My best friend Gloria had a crush on another boy named Steve in our class, so we used to call them “Him 1” (my Steve) and “Him 2” (her Steve) so that no one would know who we were talking about. But of course, girls have a way of finding out who likes who and a girl in my class found out about my Steve and decided to tell him at recess that I liked him.

She waited until the group of boys he was in was nearby, and she called out to him, “Hey, Steve!” He looked over at her and she began to tell him, “Hey, Steve, Katy– ” That was as far as she got, because the other girl she was with thought it was better to keep it a secret from him that I liked him. So she interrupted and said, “Katy is mad at you because of something you said to her.”

I had no idea this had happened, so I couldn’t understand his change in attitude toward me. When he dropped a pencil later that day, and I leaned over to get it, he grabbed it himself and didn’t even look at me. He didn’t ask me if I wanted to see the new Beatles cards he’d gotten (I knew he had gotten them because he was showing them off to other boys) whereas before he always showed me his new cards. He wasn’t overtly hostile, but he tried very hard to ignore me from then on.

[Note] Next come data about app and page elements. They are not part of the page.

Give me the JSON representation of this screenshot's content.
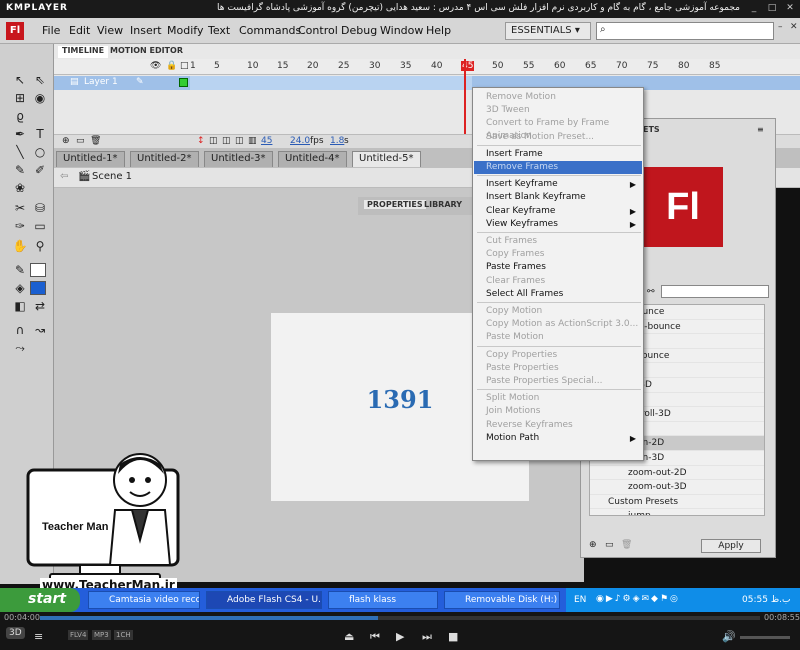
{
  "player": {
    "logo": "KMPLAYER",
    "title": "مجموعه آموزشی جامع ، گام به گام و کاربردی نرم افزار فلش سی اس ۴ مدرس : سعید هدایی (تیچرمن) گروه آموزشی پادشاه گرافیست ها",
    "time_elapsed": "00:04:00",
    "time_total": "00:08:55",
    "progress": 0.47,
    "badges": [
      "FLV4",
      "MP3",
      "1CH"
    ]
  },
  "app": {
    "menu": [
      "File",
      "Edit",
      "View",
      "Insert",
      "Modify",
      "Text",
      "Commands",
      "Control",
      "Debug",
      "Window",
      "Help"
    ],
    "workspace": "ESSENTIALS",
    "logo": "Fl"
  },
  "timeline": {
    "tabs": [
      "TIMELINE",
      "MOTION EDITOR"
    ],
    "layer_name": "Layer 1",
    "frame_numbers": [
      "1",
      "5",
      "10",
      "15",
      "20",
      "25",
      "30",
      "35",
      "40",
      "45",
      "50",
      "55",
      "60",
      "65",
      "70",
      "75",
      "80",
      "85"
    ],
    "current_frame": "45",
    "fps": "24.0",
    "fps_unit": "fps",
    "time": "1.8",
    "time_unit": "s"
  },
  "doc_tabs": [
    "Untitled-1*",
    "Untitled-2*",
    "Untitled-3*",
    "Untitled-4*",
    "Untitled-5*"
  ],
  "scene": "Scene 1",
  "stage": {
    "text": "1391"
  },
  "panels": {
    "properties": "PROPERTIES",
    "library": "LIBRARY",
    "partial": "ETS"
  },
  "context_menu": [
    {
      "label": "Remove Motion",
      "disabled": true
    },
    {
      "label": "3D Tween",
      "disabled": true
    },
    {
      "label": "Convert to Frame by Frame Animation",
      "disabled": true
    },
    {
      "label": "Save as Motion Preset...",
      "disabled": true
    },
    {
      "sep": true
    },
    {
      "label": "Insert Frame",
      "disabled": false
    },
    {
      "label": "Remove Frames",
      "disabled": false,
      "highlight": true
    },
    {
      "sep": true
    },
    {
      "label": "Insert Keyframe",
      "disabled": false,
      "submenu": true
    },
    {
      "label": "Insert Blank Keyframe",
      "disabled": false
    },
    {
      "label": "Clear Keyframe",
      "disabled": false,
      "submenu": true
    },
    {
      "label": "View Keyframes",
      "disabled": false,
      "submenu": true
    },
    {
      "sep": true
    },
    {
      "label": "Cut Frames",
      "disabled": true
    },
    {
      "label": "Copy Frames",
      "disabled": true
    },
    {
      "label": "Paste Frames",
      "disabled": false
    },
    {
      "label": "Clear Frames",
      "disabled": true
    },
    {
      "label": "Select All Frames",
      "disabled": false
    },
    {
      "sep": true
    },
    {
      "label": "Copy Motion",
      "disabled": true
    },
    {
      "label": "Copy Motion as ActionScript 3.0...",
      "disabled": true
    },
    {
      "label": "Paste Motion",
      "disabled": true
    },
    {
      "sep": true
    },
    {
      "label": "Copy Properties",
      "disabled": true
    },
    {
      "label": "Paste Properties",
      "disabled": true
    },
    {
      "label": "Paste Properties Special...",
      "disabled": true
    },
    {
      "sep": true
    },
    {
      "label": "Split Motion",
      "disabled": true
    },
    {
      "label": "Join Motions",
      "disabled": true
    },
    {
      "label": "Reverse Keyframes",
      "disabled": true
    },
    {
      "label": "Motion Path",
      "disabled": false,
      "submenu": true
    }
  ],
  "presets": [
    {
      "label": "-bounce"
    },
    {
      "label": "iple-bounce"
    },
    {
      "label": "e"
    },
    {
      "label": "ll-bounce"
    },
    {
      "label": "ke"
    },
    {
      "label": "al-3D"
    },
    {
      "label": "osh"
    },
    {
      "label": "-scroll-3D"
    },
    {
      "label": "e"
    },
    {
      "label": "m-in-2D",
      "selected": true
    },
    {
      "label": "m-in-3D"
    },
    {
      "label": "zoom-out-2D"
    },
    {
      "label": "zoom-out-3D"
    },
    {
      "label": "Custom Presets",
      "folder": true
    },
    {
      "label": "jump"
    }
  ],
  "apply_label": "Apply",
  "watermark": {
    "name": "Teacher Man",
    "url": "www.TeacherMan.ir"
  },
  "taskbar": {
    "start": "start",
    "tasks": [
      "Camtasia video reco...",
      "Adobe Flash CS4 - U...",
      "flash klass",
      "Removable Disk (H:)"
    ],
    "lang": "EN",
    "clock": "05:55 ب.ظ"
  }
}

On the way home a few days later, I told Gloria that “Him 1” was acting very strangely toward me. The next day, through the girl gossip grapevine, she found out the whole story and told me what had happened.

So that was the end of our “relationship” (if you could call it that). I didn’t get over him right away, though. When I walked downtown with my friends to see the Beatles movie that summer, we passed right by his house and I looked at it with a mixture of affection and sadness. I wanted him to come outside right then so I could talk to him, but he didn’t.

The next year we went to junior high, and Steve was in some of my classes again. He had gotten over his disappointment and once more acted very friendly toward me. I could have taken his hints but instead I ignored him, which wasn’t hard because we didn’t sit near each other. Anyway, I took the easy way out because I was too shy to do anything about his overtures toward me, and eventually he lost interest.

Images courtesy of Google Images.